A PWM controller works like a switch and links the solar array directly to the battery when charging. This demands solar array functions in a voltage range that is typically below Vmp.
In a 12V solar system, the battery voltage range is typically 11-15V, but the Vmp voltage of the solar array is typically around 16 or 17V.
Since PWM Controllers don’t always function at PV arrays Vmp, this will cause energy loss, The greater the difference between the battery voltage and the Vmp of the panel array, the more energy wasted.
Thanks to the invention of the MPPT controller, In favor of MPPT algorithm, The controller automatically monitors the high power points of the PV to secure maximal energy derived from the solar array.
In a solar power system, the cost of solar panels and batteries accounts for 80%-90% of the overall budget. and the controller only takes the other 5%-10%. but If you pick the right solar chargers, a 5% budget solar controller can optimize the system to its best performance. Taking an mppt type is highly recommended when you are looking for RV solar solutions. Check the guide here.
Here is an example for you to better recognize the mppt advantages, let’s say you have a 1000W panel system, if you upgrade the PWM controller with an MPPT type, you only need to deploy 700W solar panels to get the same power.
the solar panels’ price is about $2/W on the market, then the whole cost of solar panels can be lowered to $650. In such cases, in larger systems, the savings can be greater, including the cost of upgrading the panels, wiring cables, and more.
Besides, there are many amorphous solar silicon panels on the market. One feature of this panel type is that the open-circuit voltage is high and the discharge is small. This kind of solar panel works better with an MPPT Controller.
MPPT vs. PWM: Circuit Board Differences
Conclusion: Which Charge Controller Is Best For You?
There you have it-an MPPT vs PWM showdown on a feature-by-feature basis. The mppt type is the winner in my eyes, but the PWM charger still has space.
Based on everything you’ve seen, here’s my conclusion:
- MPPT Charge Controller is best for professional owners who seek one controller that accomplishes demanding tasks (Home Power Supply, RV Solar Power, Boat, Hybrid Solar Power, and off-grid power station). Because of its robust features, it can save you money by lowering other expenses and gains much power.
- PWM Charge Regulator is best for small off-grid power applications that don’t need any other features and has much money. If you just need the basic and economical charge controller for a small lighting system that doesn’t try to match the needs of others, the PWM controller is the way to go.

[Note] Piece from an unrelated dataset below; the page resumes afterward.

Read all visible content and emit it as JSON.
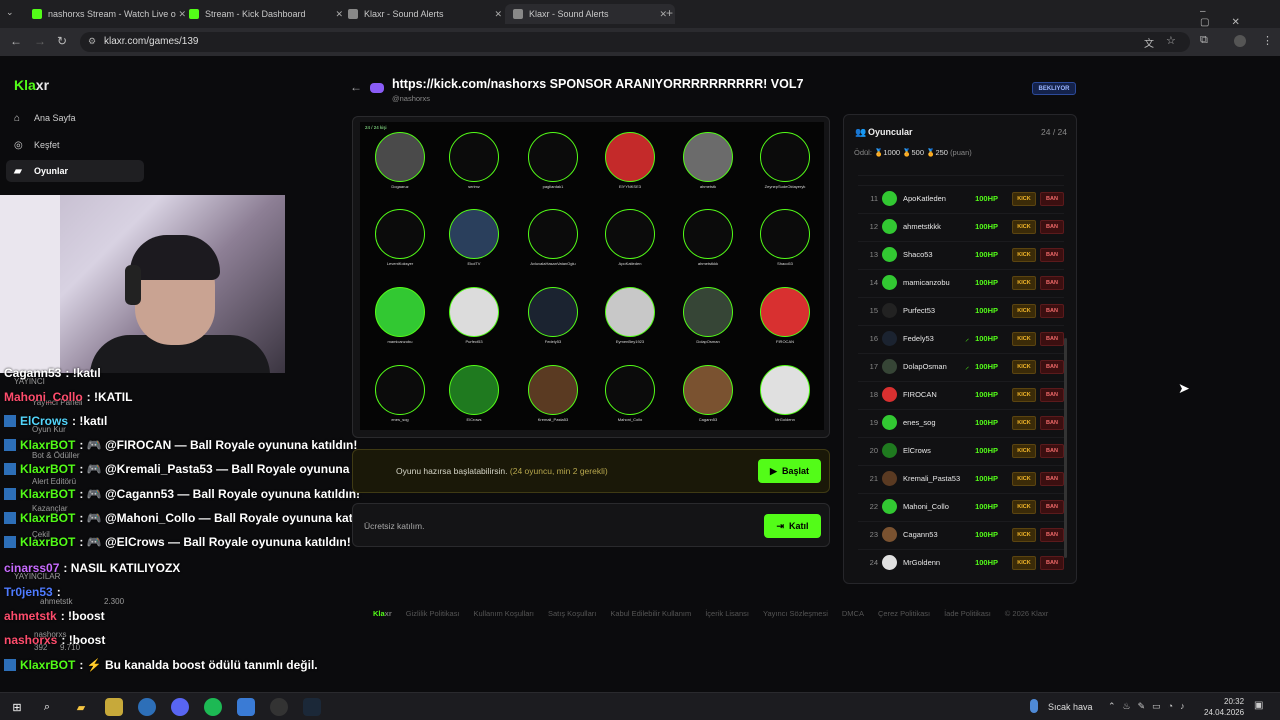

What do you think? Are you going with PWM or MPPT? Did I miss any major features? Let me know in the comments!